Start of Block

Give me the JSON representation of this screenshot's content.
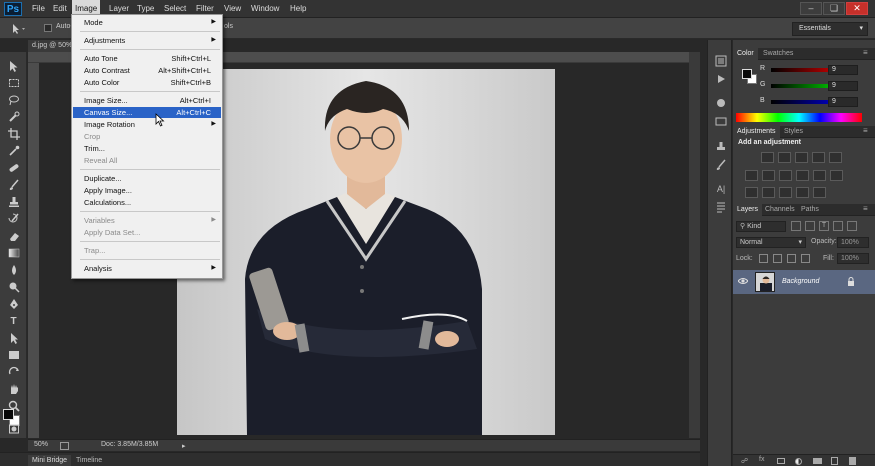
{
  "app": {
    "logo": "Ps",
    "accent": "#2fa3f5"
  },
  "menubar": {
    "items": [
      "File",
      "Edit",
      "Image",
      "Layer",
      "Type",
      "Select",
      "Filter",
      "View",
      "Window",
      "Help"
    ],
    "active": "Image",
    "window_buttons": [
      "minimize",
      "restore",
      "close"
    ]
  },
  "options_bar": {
    "auto_select_label": "Auto-",
    "extra_label": "ols",
    "workspace": "Essentials"
  },
  "document": {
    "tab_title": "d.jpg @ 50%",
    "zoom": "50%",
    "doc_info": "Doc: 3.85M/3.85M"
  },
  "image_menu": {
    "items": [
      {
        "label": "Mode",
        "submenu": true,
        "sep_after": true
      },
      {
        "label": "Adjustments",
        "submenu": true,
        "sep_after": true
      },
      {
        "label": "Auto Tone",
        "shortcut": "Shift+Ctrl+L"
      },
      {
        "label": "Auto Contrast",
        "shortcut": "Alt+Shift+Ctrl+L"
      },
      {
        "label": "Auto Color",
        "shortcut": "Shift+Ctrl+B",
        "sep_after": true
      },
      {
        "label": "Image Size...",
        "shortcut": "Alt+Ctrl+I"
      },
      {
        "label": "Canvas Size...",
        "shortcut": "Alt+Ctrl+C",
        "highlighted": true
      },
      {
        "label": "Image Rotation",
        "submenu": true
      },
      {
        "label": "Crop",
        "disabled": true
      },
      {
        "label": "Trim..."
      },
      {
        "label": "Reveal All",
        "disabled": true,
        "sep_after": true
      },
      {
        "label": "Duplicate..."
      },
      {
        "label": "Apply Image..."
      },
      {
        "label": "Calculations...",
        "sep_after": true
      },
      {
        "label": "Variables",
        "submenu": true,
        "disabled": true
      },
      {
        "label": "Apply Data Set...",
        "disabled": true,
        "sep_after": true
      },
      {
        "label": "Trap...",
        "disabled": true,
        "sep_after": true
      },
      {
        "label": "Analysis",
        "submenu": true
      }
    ]
  },
  "color_panel": {
    "tabs": [
      "Color",
      "Swatches"
    ],
    "channels": [
      {
        "label": "R",
        "value": "9"
      },
      {
        "label": "G",
        "value": "9"
      },
      {
        "label": "B",
        "value": "9"
      }
    ],
    "foreground": "#090909",
    "background": "#ffffff"
  },
  "adjustments_panel": {
    "tabs": [
      "Adjustments",
      "Styles"
    ],
    "heading": "Add an adjustment"
  },
  "layers_panel": {
    "tabs": [
      "Layers",
      "Channels",
      "Paths"
    ],
    "filter_label": "Kind",
    "blend_mode": "Normal",
    "opacity_label": "Opacity:",
    "opacity_value": "100%",
    "lock_label": "Lock:",
    "fill_label": "Fill:",
    "fill_value": "100%",
    "layers": [
      {
        "name": "Background",
        "visible": true,
        "locked": true
      }
    ]
  },
  "bottom_tabs": [
    "Mini Bridge",
    "Timeline"
  ]
}
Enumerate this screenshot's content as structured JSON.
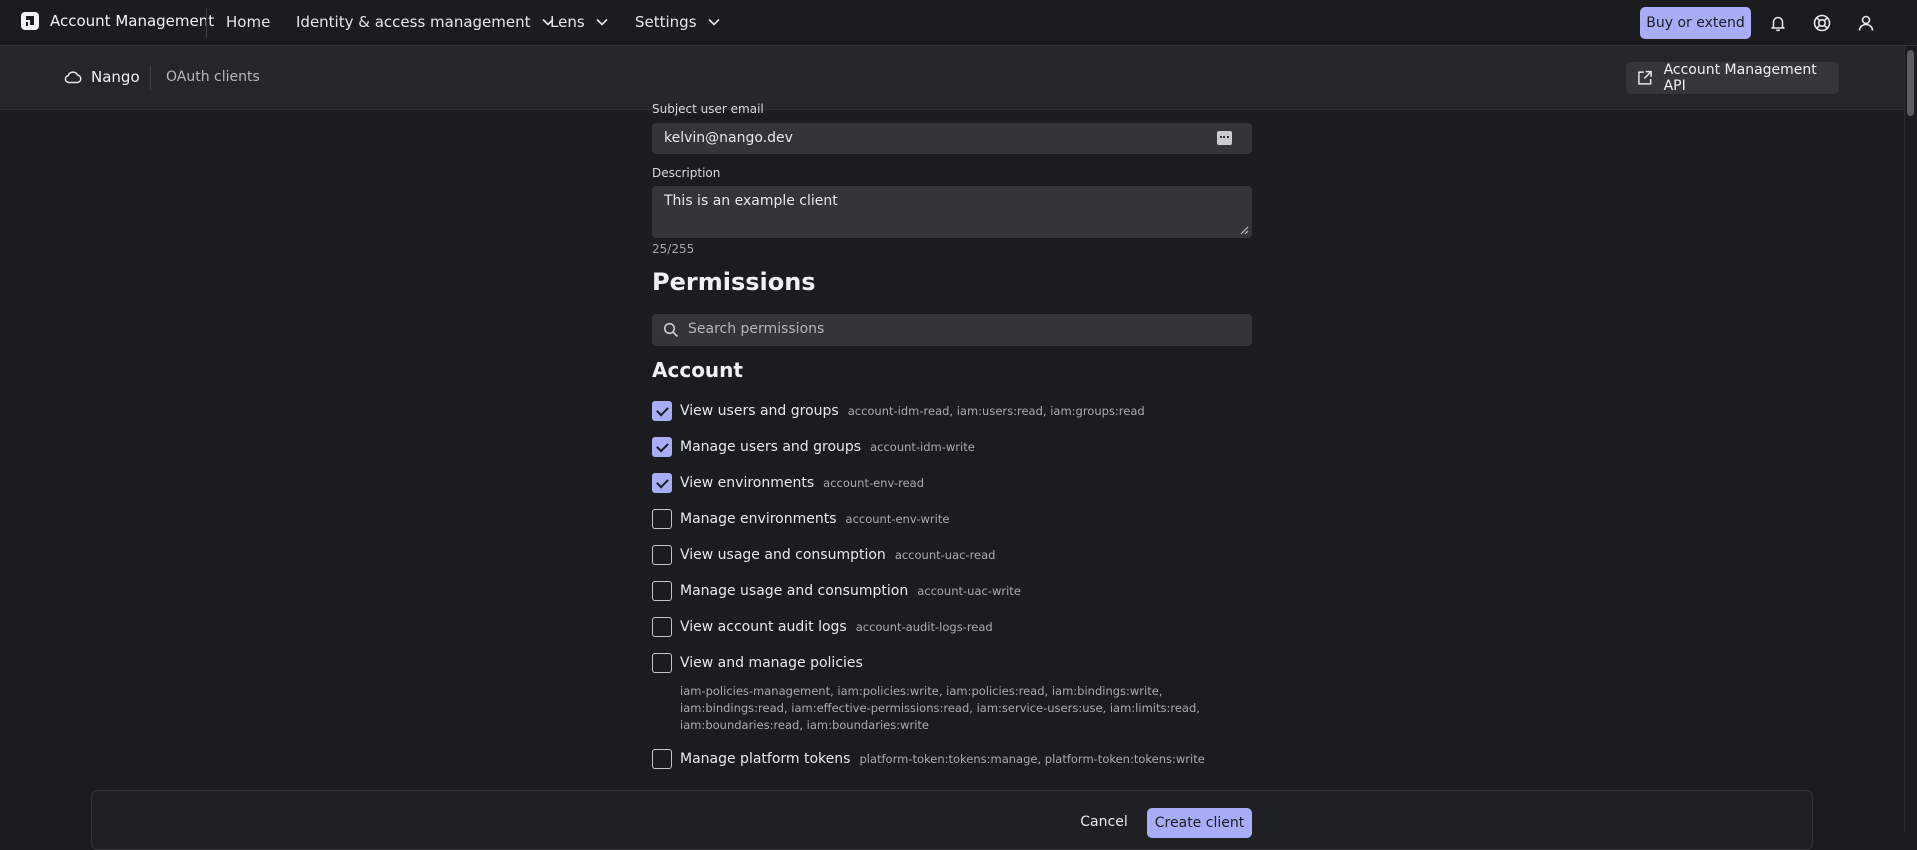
{
  "header": {
    "app_title": "Account Management",
    "nav": [
      {
        "label": "Home"
      },
      {
        "label": "Identity & access management"
      },
      {
        "label": "Lens"
      },
      {
        "label": "Settings"
      }
    ],
    "buy_button": "Buy or extend",
    "icons": [
      "bell-icon",
      "help-icon",
      "user-icon"
    ]
  },
  "subbar": {
    "org_name": "Nango",
    "current_page": "OAuth clients",
    "api_button": "Account Management API"
  },
  "form": {
    "subject_email_label": "Subject user email",
    "subject_email_value": "kelvin@nango.dev",
    "description_label": "Description",
    "description_value": "This is an example client",
    "char_counter": "25/255",
    "permissions_heading": "Permissions",
    "search_placeholder": "Search permissions",
    "account_heading": "Account",
    "permissions": [
      {
        "label": "View users and groups",
        "scope": "account-idm-read, iam:users:read, iam:groups:read",
        "checked": true
      },
      {
        "label": "Manage users and groups",
        "scope": "account-idm-write",
        "checked": true
      },
      {
        "label": "View environments",
        "scope": "account-env-read",
        "checked": true
      },
      {
        "label": "Manage environments",
        "scope": "account-env-write",
        "checked": false
      },
      {
        "label": "View usage and consumption",
        "scope": "account-uac-read",
        "checked": false
      },
      {
        "label": "Manage usage and consumption",
        "scope": "account-uac-write",
        "checked": false
      },
      {
        "label": "View account audit logs",
        "scope": "account-audit-logs-read",
        "checked": false
      },
      {
        "label": "View and manage policies",
        "scope": "iam-policies-management, iam:policies:write, iam:policies:read, iam:bindings:write, iam:bindings:read, iam:effective-permissions:read, iam:service-users:use, iam:limits:read, iam:boundaries:read, iam:boundaries:write",
        "checked": false
      },
      {
        "label": "Manage platform tokens",
        "scope": "platform-token:tokens:manage, platform-token:tokens:write",
        "checked": false
      }
    ]
  },
  "footer": {
    "cancel_label": "Cancel",
    "create_label": "Create client"
  },
  "colors": {
    "accent": "#a9adf7",
    "background": "#1b1c1f",
    "field": "#33353a"
  }
}
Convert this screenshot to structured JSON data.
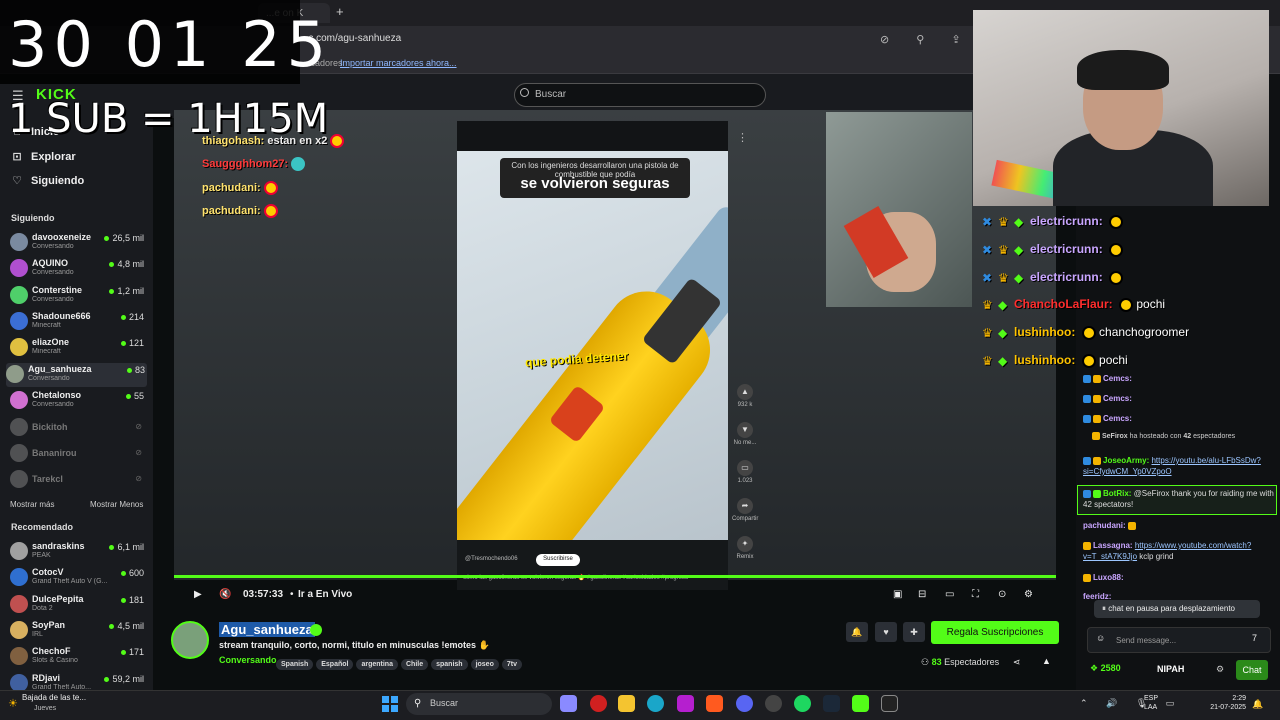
{
  "timer": {
    "value": "30 01 25",
    "sub_rule": "1 SUB = 1H15M"
  },
  "browser": {
    "tab_label": "...e on K",
    "url": "...c.com/agu-sanhueza",
    "bookmarks_label": "...rcadores",
    "import_bookmarks": "Importar marcadores ahora..."
  },
  "kick": {
    "logo": "KICK",
    "search_placeholder": "Buscar"
  },
  "sidebar": {
    "nav": [
      {
        "label": "Inicio",
        "icon": "home-icon"
      },
      {
        "label": "Explorar",
        "icon": "compass-icon"
      },
      {
        "label": "Siguiendo",
        "icon": "heart-icon"
      }
    ],
    "following_title": "Siguiendo",
    "following": [
      {
        "name": "davooxeneize",
        "sub": "Conversando",
        "count": "26,5 mil",
        "color": "#7a8aa0"
      },
      {
        "name": "AQUINO",
        "sub": "Conversando",
        "count": "4,8 mil",
        "color": "#b04fcf"
      },
      {
        "name": "Conterstine",
        "sub": "Conversando",
        "count": "1,2 mil",
        "color": "#4fcf6a"
      },
      {
        "name": "Shadoune666",
        "sub": "Minecraft",
        "count": "214",
        "color": "#3b6ed4"
      },
      {
        "name": "eliazOne",
        "sub": "Minecraft",
        "count": "121",
        "color": "#e0c040"
      },
      {
        "name": "Agu_sanhueza",
        "sub": "Conversando",
        "count": "83",
        "color": "#8f9c8a"
      },
      {
        "name": "Chetalonso",
        "sub": "Conversando",
        "count": "55",
        "color": "#d070d0"
      }
    ],
    "offline": [
      "Bickitoh",
      "Bananirou",
      "Tarekcl"
    ],
    "show_more": "Mostrar más",
    "show_less": "Mostrar Menos",
    "recommended_title": "Recomendado",
    "recommended": [
      {
        "name": "sandraskins",
        "sub": "PEAK",
        "count": "6,1 mil",
        "color": "#a0a0a0"
      },
      {
        "name": "CotocV",
        "sub": "Grand Theft Auto V (G...",
        "count": "600",
        "color": "#2f6fd0"
      },
      {
        "name": "DulcePepita",
        "sub": "Dota 2",
        "count": "181",
        "color": "#c05050"
      },
      {
        "name": "SoyPan",
        "sub": "IRL",
        "count": "4,5 mil",
        "color": "#d8b060"
      },
      {
        "name": "ChechoF",
        "sub": "Slots & Casino",
        "count": "171",
        "color": "#806040"
      },
      {
        "name": "RDjavi",
        "sub": "Grand Theft Auto...",
        "count": "59,2 mil",
        "color": "#4060a0"
      }
    ]
  },
  "overlay_chat": [
    {
      "user": "thiagohash:",
      "text": "estan en x2"
    },
    {
      "user": "Sauggghhom27:",
      "text": ""
    },
    {
      "user": "pachudani:",
      "text": ""
    },
    {
      "user": "pachudani:",
      "text": ""
    }
  ],
  "inner_video": {
    "caption_small": "Con los ingenieros desarrollaron una pistola de combustible que podía",
    "caption_big": "se volvieron seguras",
    "caption_yellow": "que podia detener",
    "channel": "@Tresmochendo06",
    "subscribe": "Suscribirse",
    "desc": "cómo las gasolineras se volvieron seguras 🔥 #gasolineras #curiosidades #progreso",
    "likes": "932 k",
    "dislike": "No me...",
    "comments": "1.023",
    "share": "Compartir",
    "remix": "Remix"
  },
  "player": {
    "time": "03:57:33",
    "live_label": "Ir a En Vivo"
  },
  "stream": {
    "channel": "Agu_sanhueza",
    "title": "stream tranquilo, corto, normi, titulo en minusculas !emotes ✋",
    "category": "Conversando",
    "tags": [
      "Spanish",
      "Español",
      "argentina",
      "Chile",
      "spanish",
      "joseo",
      "7tv"
    ],
    "subs_button": "Regala Suscripciones",
    "viewers": "83",
    "viewers_label": "Espectadores"
  },
  "big_chat": [
    {
      "user": "electricrunn:",
      "text": ""
    },
    {
      "user": "electricrunn:",
      "text": ""
    },
    {
      "user": "electricrunn:",
      "text": ""
    },
    {
      "user": "ChanchoLaFlaur:",
      "text": "pochi"
    },
    {
      "user": "lushinhoo:",
      "text": "chanchogroomer"
    },
    {
      "user": "lushinhoo:",
      "text": "pochi"
    }
  ],
  "chat": {
    "messages": [
      {
        "user": "Cemcs:",
        "text": ""
      },
      {
        "user": "Cemcs:",
        "text": ""
      }
    ],
    "host_user": "SeFirox",
    "host_mid": "ha hosteado con",
    "host_count": "42",
    "host_end": "espectadores",
    "joseo_user": "JoseoArmy:",
    "joseo_link": "https://youtu.be/alu-LFbSsDw?si=Cfydw­CM_Yp0VZpoO",
    "botrix_user": "BotRix:",
    "botrix_text": "@SeFirox thank you for raiding me with 42 spectators!",
    "pachu_user": "pachudani:",
    "lassagna_user": "Lassagna:",
    "lassagna_link": "https://www.youtube.com/watch?v=T_stA7K9Jjo",
    "lassagna_text": "kclp grind",
    "luxo_user": "Luxo88:",
    "feerid_user": "feeridz:",
    "pause": "chat en pausa para desplazamiento",
    "input_placeholder": "Send message...",
    "points": "2580",
    "emote_set": "NIPAH",
    "chat_button": "Chat"
  },
  "taskbar": {
    "weather": "Bajada de las te...",
    "weather_sub": "Jueves",
    "search": "Buscar",
    "lang1": "ESP",
    "lang2": "LAA",
    "time": "2:29",
    "date": "21-07-2025"
  }
}
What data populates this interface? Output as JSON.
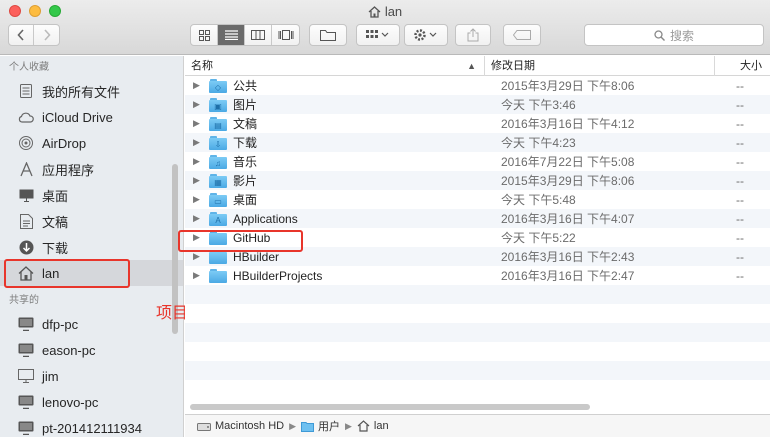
{
  "window": {
    "title": "lan"
  },
  "toolbar": {
    "search_placeholder": "搜索"
  },
  "sidebar": {
    "favorites_header": "个人收藏",
    "favorites": [
      {
        "label": "我的所有文件",
        "icon": "all-files-icon"
      },
      {
        "label": "iCloud Drive",
        "icon": "cloud-icon"
      },
      {
        "label": "AirDrop",
        "icon": "airdrop-icon"
      },
      {
        "label": "应用程序",
        "icon": "applications-icon"
      },
      {
        "label": "桌面",
        "icon": "desktop-icon"
      },
      {
        "label": "文稿",
        "icon": "documents-icon"
      },
      {
        "label": "下载",
        "icon": "downloads-icon"
      },
      {
        "label": "lan",
        "icon": "home-icon"
      }
    ],
    "shared_header": "共享的",
    "shared": [
      {
        "label": "dfp-pc",
        "icon": "computer-icon"
      },
      {
        "label": "eason-pc",
        "icon": "computer-icon"
      },
      {
        "label": "jim",
        "icon": "computer-icon"
      },
      {
        "label": "lenovo-pc",
        "icon": "computer-icon"
      },
      {
        "label": "pt-201412111934",
        "icon": "computer-icon"
      }
    ]
  },
  "annotation": {
    "label": "项目路径",
    "color": "#e8352b"
  },
  "list": {
    "columns": {
      "name": "名称",
      "date": "修改日期",
      "size": "大小"
    },
    "rows": [
      {
        "name": "公共",
        "date": "2015年3月29日 下午8:06",
        "size": "--",
        "glyph": "◇"
      },
      {
        "name": "图片",
        "date": "今天 下午3:46",
        "size": "--",
        "glyph": "▣"
      },
      {
        "name": "文稿",
        "date": "2016年3月16日 下午4:12",
        "size": "--",
        "glyph": "▤"
      },
      {
        "name": "下载",
        "date": "今天 下午4:23",
        "size": "--",
        "glyph": "⇩"
      },
      {
        "name": "音乐",
        "date": "2016年7月22日 下午5:08",
        "size": "--",
        "glyph": "♫"
      },
      {
        "name": "影片",
        "date": "2015年3月29日 下午8:06",
        "size": "--",
        "glyph": "▦"
      },
      {
        "name": "桌面",
        "date": "今天 下午5:48",
        "size": "--",
        "glyph": "▭"
      },
      {
        "name": "Applications",
        "date": "2016年3月16日 下午4:07",
        "size": "--",
        "glyph": "A"
      },
      {
        "name": "GitHub",
        "date": "今天 下午5:22",
        "size": "--",
        "glyph": ""
      },
      {
        "name": "HBuilder",
        "date": "2016年3月16日 下午2:43",
        "size": "--",
        "glyph": ""
      },
      {
        "name": "HBuilderProjects",
        "date": "2016年3月16日 下午2:47",
        "size": "--",
        "glyph": ""
      }
    ]
  },
  "pathbar": {
    "items": [
      "Macintosh HD",
      "用户",
      "lan"
    ]
  }
}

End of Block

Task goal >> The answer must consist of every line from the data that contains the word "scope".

Your response >>
        "scope": "account-idm-read, iam:users:read, iam:groups:read",
        "scope": "account-idm-write",
        "scope": "account-env-read",
        "scope": "account-env-write",
        "scope": "account-uac-read",
        "scope": "account-uac-write",
        "scope": "account-audit-logs-read",
        "scope": "iam-policies-management, iam:policies:write, iam:policies:read, iam:bindings:write, iam:bindings:read, iam:effective-permissions:read, iam:service-users:use, iam:limits:read, iam:boundaries:read, iam:boundaries:write",
        "scope": "platform-token:tokens:manage, platform-token:tokens:write",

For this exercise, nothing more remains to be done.